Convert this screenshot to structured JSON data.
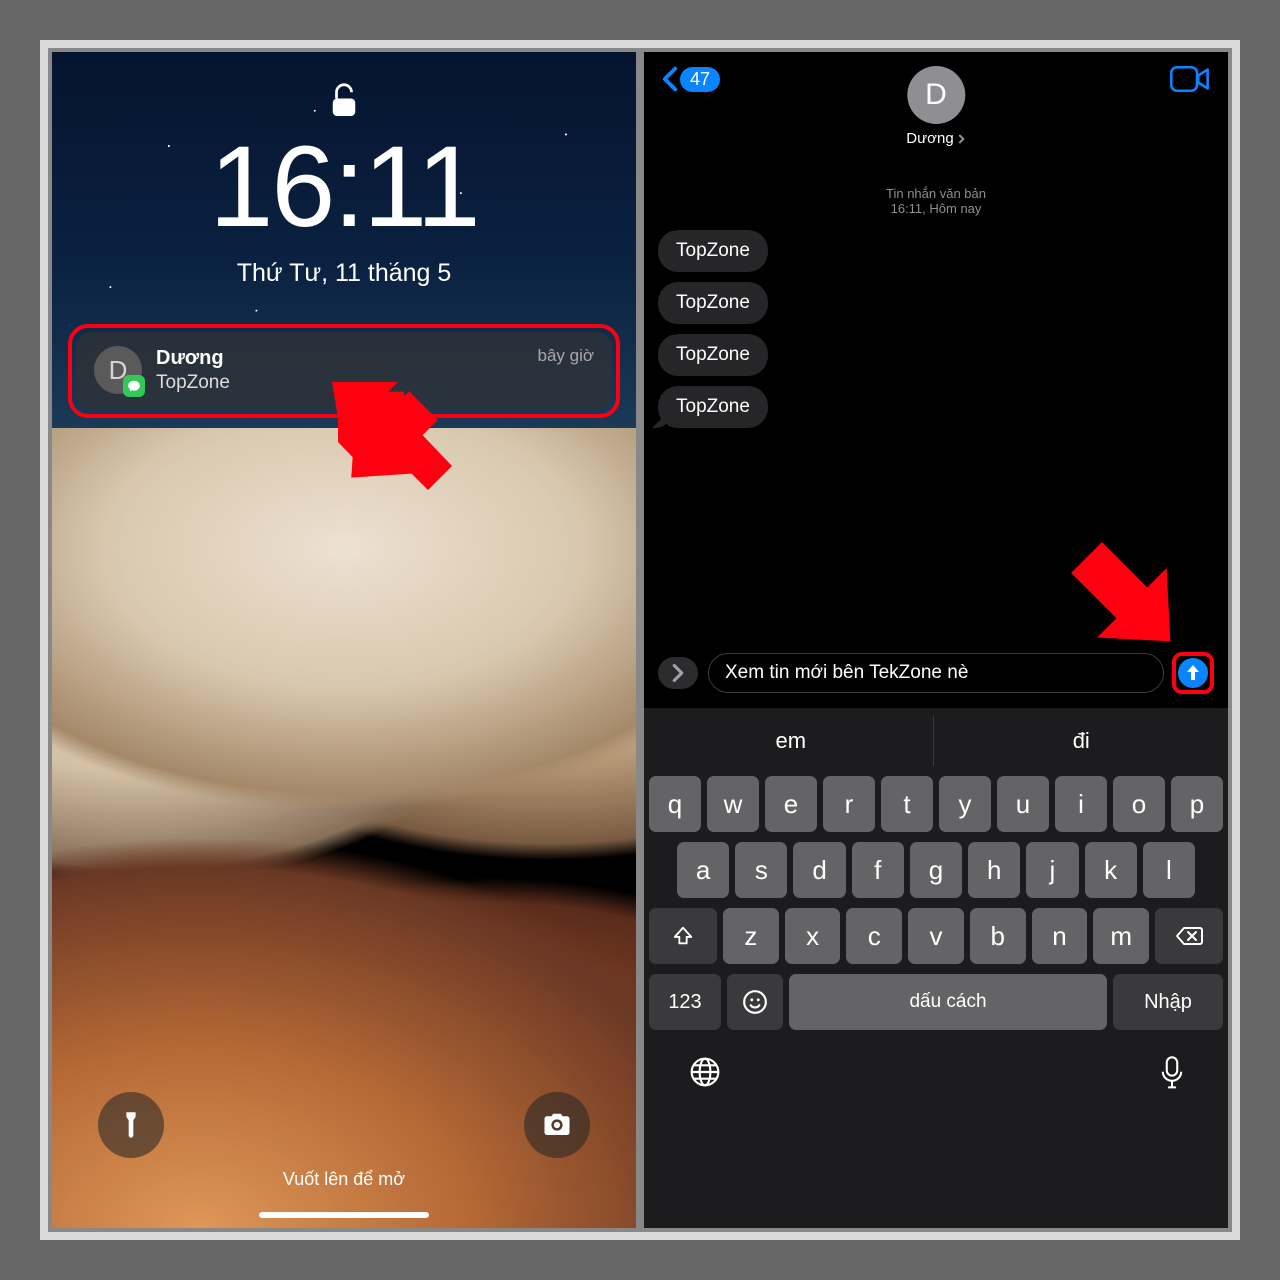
{
  "lock": {
    "time": "16:11",
    "date": "Thứ Tư, 11 tháng 5",
    "swipe": "Vuốt lên để mở"
  },
  "notif": {
    "avatar_letter": "D",
    "sender": "Dương",
    "preview": "TopZone",
    "timestamp": "bây giờ"
  },
  "chat": {
    "back_count": "47",
    "contact_letter": "D",
    "contact_name": "Dương",
    "thread_type": "Tin nhắn văn bản",
    "thread_time": "16:11, Hôm nay",
    "messages": [
      "TopZone",
      "TopZone",
      "TopZone",
      "TopZone"
    ],
    "compose_text": "Xem tin mới bên TekZone nè"
  },
  "keyboard": {
    "suggestions": [
      "em",
      "đi"
    ],
    "row1": [
      "q",
      "w",
      "e",
      "r",
      "t",
      "y",
      "u",
      "i",
      "o",
      "p"
    ],
    "row2": [
      "a",
      "s",
      "d",
      "f",
      "g",
      "h",
      "j",
      "k",
      "l"
    ],
    "row3": [
      "z",
      "x",
      "c",
      "v",
      "b",
      "n",
      "m"
    ],
    "num_label": "123",
    "space_label": "dấu cách",
    "enter_label": "Nhập"
  }
}
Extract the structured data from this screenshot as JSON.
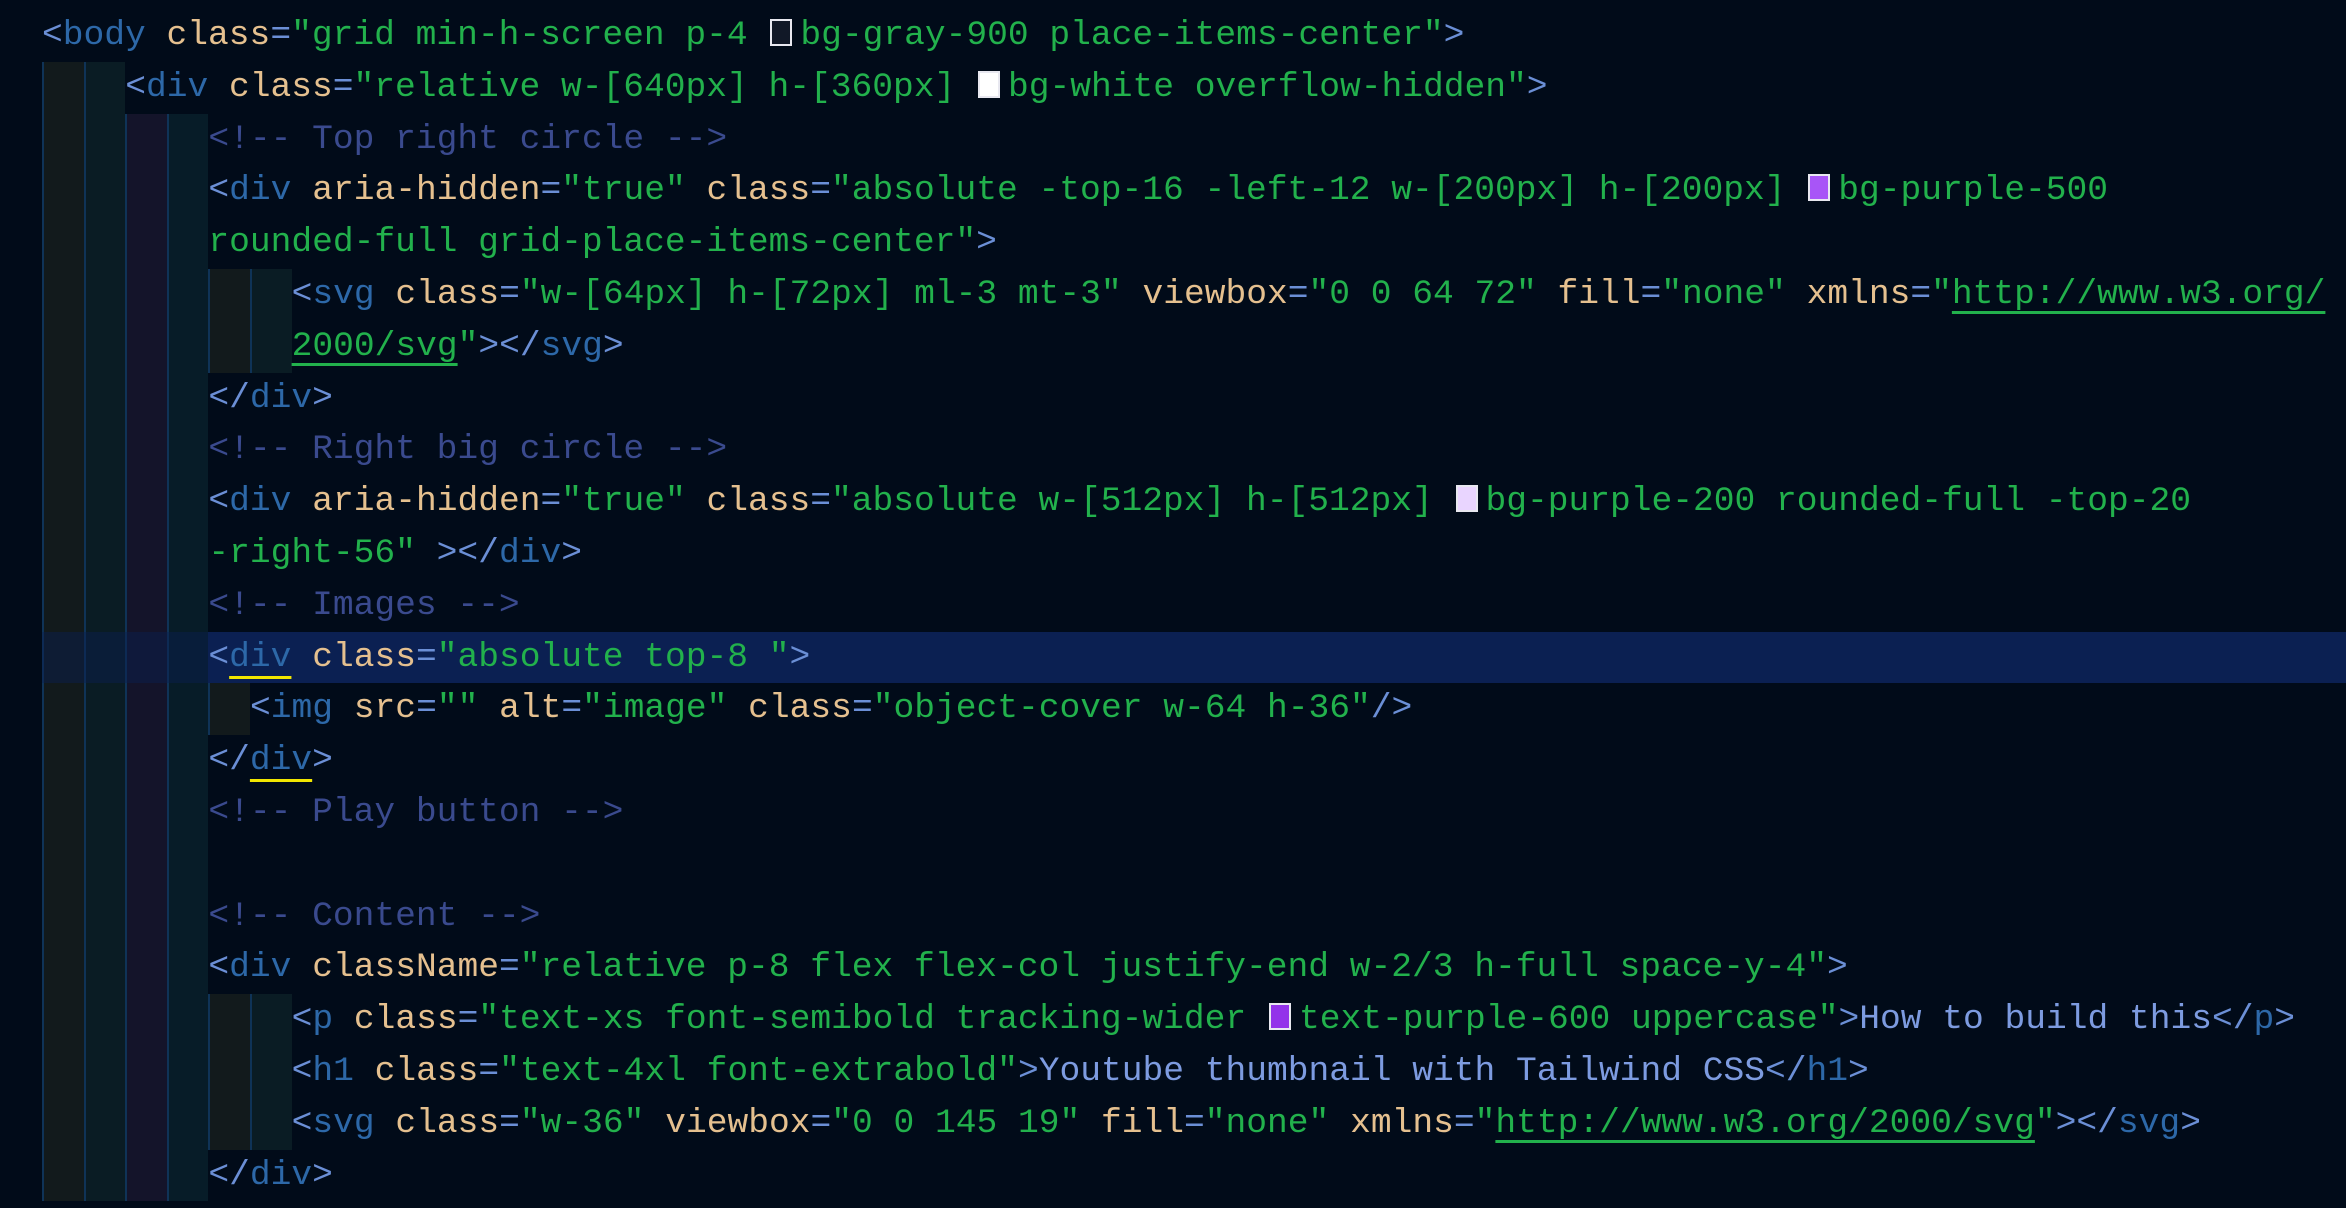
{
  "editor": {
    "theme_colors": {
      "background": "#010b19",
      "highlight_line": "#0b2052",
      "punctuation": "#6b8fd6",
      "tag": "#2d68a8",
      "attribute": "#e5c08f",
      "string": "#22b14c",
      "comment": "#3a4a8e",
      "text": "#7d9be0",
      "bracket_match": "#f2e600"
    },
    "highlighted_line": 12,
    "lines": [
      {
        "indent": 0,
        "tokens": [
          [
            "lt",
            "<"
          ],
          [
            "tag",
            "body"
          ],
          [
            "sp",
            " "
          ],
          [
            "attr",
            "class"
          ],
          [
            "lt",
            "="
          ],
          [
            "str",
            "\"grid min-h-screen p-4 "
          ],
          [
            "sw",
            "#111827"
          ],
          [
            "str",
            "bg-gray-900 place-items-center\""
          ],
          [
            "lt",
            ">"
          ]
        ]
      },
      {
        "indent": 4,
        "tokens": [
          [
            "lt",
            "<"
          ],
          [
            "tag",
            "div"
          ],
          [
            "sp",
            " "
          ],
          [
            "attr",
            "class"
          ],
          [
            "lt",
            "="
          ],
          [
            "str",
            "\"relative w-[640px] h-[360px] "
          ],
          [
            "sw",
            "#ffffff"
          ],
          [
            "str",
            "bg-white overflow-hidden\""
          ],
          [
            "lt",
            ">"
          ]
        ]
      },
      {
        "indent": 8,
        "tokens": [
          [
            "cmt",
            "<!-- Top right circle -->"
          ]
        ]
      },
      {
        "indent": 8,
        "tokens": [
          [
            "lt",
            "<"
          ],
          [
            "tag",
            "div"
          ],
          [
            "sp",
            " "
          ],
          [
            "attr",
            "aria-hidden"
          ],
          [
            "lt",
            "="
          ],
          [
            "str",
            "\"true\""
          ],
          [
            "sp",
            " "
          ],
          [
            "attr",
            "class"
          ],
          [
            "lt",
            "="
          ],
          [
            "str",
            "\"absolute -top-16 -left-12 w-[200px] h-[200px] "
          ],
          [
            "sw",
            "#a855f7"
          ],
          [
            "str",
            "bg-purple-500"
          ]
        ]
      },
      {
        "indent": 8,
        "tokens": [
          [
            "str",
            "rounded-full grid-place-items-center\""
          ],
          [
            "lt",
            ">"
          ]
        ]
      },
      {
        "indent": 12,
        "tokens": [
          [
            "lt",
            "<"
          ],
          [
            "tag",
            "svg"
          ],
          [
            "sp",
            " "
          ],
          [
            "attr",
            "class"
          ],
          [
            "lt",
            "="
          ],
          [
            "str",
            "\"w-[64px] h-[72px] ml-3 mt-3\""
          ],
          [
            "sp",
            " "
          ],
          [
            "attr",
            "viewbox"
          ],
          [
            "lt",
            "="
          ],
          [
            "str",
            "\"0 0 64 72\""
          ],
          [
            "sp",
            " "
          ],
          [
            "attr",
            "fill"
          ],
          [
            "lt",
            "="
          ],
          [
            "str",
            "\"none\""
          ],
          [
            "sp",
            " "
          ],
          [
            "attr",
            "xmlns"
          ],
          [
            "lt",
            "="
          ],
          [
            "str",
            "\""
          ],
          [
            "link",
            "http://www.w3.org/"
          ]
        ]
      },
      {
        "indent": 12,
        "tokens": [
          [
            "link",
            "2000/svg"
          ],
          [
            "str",
            "\""
          ],
          [
            "lt",
            "></"
          ],
          [
            "tag",
            "svg"
          ],
          [
            "lt",
            ">"
          ]
        ]
      },
      {
        "indent": 8,
        "tokens": [
          [
            "lt",
            "</"
          ],
          [
            "tag",
            "div"
          ],
          [
            "lt",
            ">"
          ]
        ]
      },
      {
        "indent": 8,
        "tokens": [
          [
            "cmt",
            "<!-- Right big circle -->"
          ]
        ]
      },
      {
        "indent": 8,
        "tokens": [
          [
            "lt",
            "<"
          ],
          [
            "tag",
            "div"
          ],
          [
            "sp",
            " "
          ],
          [
            "attr",
            "aria-hidden"
          ],
          [
            "lt",
            "="
          ],
          [
            "str",
            "\"true\""
          ],
          [
            "sp",
            " "
          ],
          [
            "attr",
            "class"
          ],
          [
            "lt",
            "="
          ],
          [
            "str",
            "\"absolute w-[512px] h-[512px] "
          ],
          [
            "sw",
            "#e9d5ff"
          ],
          [
            "str",
            "bg-purple-200 rounded-full -top-20"
          ]
        ]
      },
      {
        "indent": 8,
        "tokens": [
          [
            "str",
            "-right-56\""
          ],
          [
            "sp",
            " "
          ],
          [
            "lt",
            "></"
          ],
          [
            "tag",
            "div"
          ],
          [
            "lt",
            ">"
          ]
        ]
      },
      {
        "indent": 8,
        "tokens": [
          [
            "cmt",
            "<!-- Images -->"
          ]
        ]
      },
      {
        "indent": 8,
        "tokens": [
          [
            "lt",
            "<"
          ],
          [
            "match",
            "div"
          ],
          [
            "sp",
            " "
          ],
          [
            "attr",
            "class"
          ],
          [
            "lt",
            "="
          ],
          [
            "str",
            "\"absolute top-8 \""
          ],
          [
            "lt",
            ">"
          ]
        ]
      },
      {
        "indent": 10,
        "tokens": [
          [
            "lt",
            "<"
          ],
          [
            "tag",
            "img"
          ],
          [
            "sp",
            " "
          ],
          [
            "attr",
            "src"
          ],
          [
            "lt",
            "="
          ],
          [
            "str",
            "\"\""
          ],
          [
            "sp",
            " "
          ],
          [
            "attr",
            "alt"
          ],
          [
            "lt",
            "="
          ],
          [
            "str",
            "\"image\""
          ],
          [
            "sp",
            " "
          ],
          [
            "attr",
            "class"
          ],
          [
            "lt",
            "="
          ],
          [
            "str",
            "\"object-cover w-64 h-36\""
          ],
          [
            "lt",
            "/>"
          ]
        ]
      },
      {
        "indent": 8,
        "tokens": [
          [
            "lt",
            "</"
          ],
          [
            "match",
            "div"
          ],
          [
            "lt",
            ">"
          ]
        ]
      },
      {
        "indent": 8,
        "tokens": [
          [
            "cmt",
            "<!-- Play button -->"
          ]
        ]
      },
      {
        "indent": 8,
        "tokens": []
      },
      {
        "indent": 8,
        "tokens": [
          [
            "cmt",
            "<!-- Content -->"
          ]
        ]
      },
      {
        "indent": 8,
        "tokens": [
          [
            "lt",
            "<"
          ],
          [
            "tag",
            "div"
          ],
          [
            "sp",
            " "
          ],
          [
            "attr",
            "className"
          ],
          [
            "lt",
            "="
          ],
          [
            "str",
            "\"relative p-8 flex flex-col justify-end w-2/3 h-full space-y-4\""
          ],
          [
            "lt",
            ">"
          ]
        ]
      },
      {
        "indent": 12,
        "tokens": [
          [
            "lt",
            "<"
          ],
          [
            "tag",
            "p"
          ],
          [
            "sp",
            " "
          ],
          [
            "attr",
            "class"
          ],
          [
            "lt",
            "="
          ],
          [
            "str",
            "\"text-xs font-semibold tracking-wider "
          ],
          [
            "sw",
            "#9333ea"
          ],
          [
            "str",
            "text-purple-600 uppercase\""
          ],
          [
            "lt",
            ">"
          ],
          [
            "txt",
            "How to build this"
          ],
          [
            "lt",
            "</"
          ],
          [
            "tag",
            "p"
          ],
          [
            "lt",
            ">"
          ]
        ]
      },
      {
        "indent": 12,
        "tokens": [
          [
            "lt",
            "<"
          ],
          [
            "tag",
            "h1"
          ],
          [
            "sp",
            " "
          ],
          [
            "attr",
            "class"
          ],
          [
            "lt",
            "="
          ],
          [
            "str",
            "\"text-4xl font-extrabold\""
          ],
          [
            "lt",
            ">"
          ],
          [
            "txt",
            "Youtube thumbnail with Tailwind CSS"
          ],
          [
            "lt",
            "</"
          ],
          [
            "tag",
            "h1"
          ],
          [
            "lt",
            ">"
          ]
        ]
      },
      {
        "indent": 12,
        "tokens": [
          [
            "lt",
            "<"
          ],
          [
            "tag",
            "svg"
          ],
          [
            "sp",
            " "
          ],
          [
            "attr",
            "class"
          ],
          [
            "lt",
            "="
          ],
          [
            "str",
            "\"w-36\""
          ],
          [
            "sp",
            " "
          ],
          [
            "attr",
            "viewbox"
          ],
          [
            "lt",
            "="
          ],
          [
            "str",
            "\"0 0 145 19\""
          ],
          [
            "sp",
            " "
          ],
          [
            "attr",
            "fill"
          ],
          [
            "lt",
            "="
          ],
          [
            "str",
            "\"none\""
          ],
          [
            "sp",
            " "
          ],
          [
            "attr",
            "xmlns"
          ],
          [
            "lt",
            "="
          ],
          [
            "str",
            "\""
          ],
          [
            "link",
            "http://www.w3.org/2000/svg"
          ],
          [
            "str",
            "\""
          ],
          [
            "lt",
            "></"
          ],
          [
            "tag",
            "svg"
          ],
          [
            "lt",
            ">"
          ]
        ]
      },
      {
        "indent": 8,
        "tokens": [
          [
            "lt",
            "</"
          ],
          [
            "tag",
            "div"
          ],
          [
            "lt",
            ">"
          ]
        ]
      }
    ]
  }
}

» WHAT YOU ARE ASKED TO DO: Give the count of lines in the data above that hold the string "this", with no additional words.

» RESPONSE TO THE EXERCISE: 3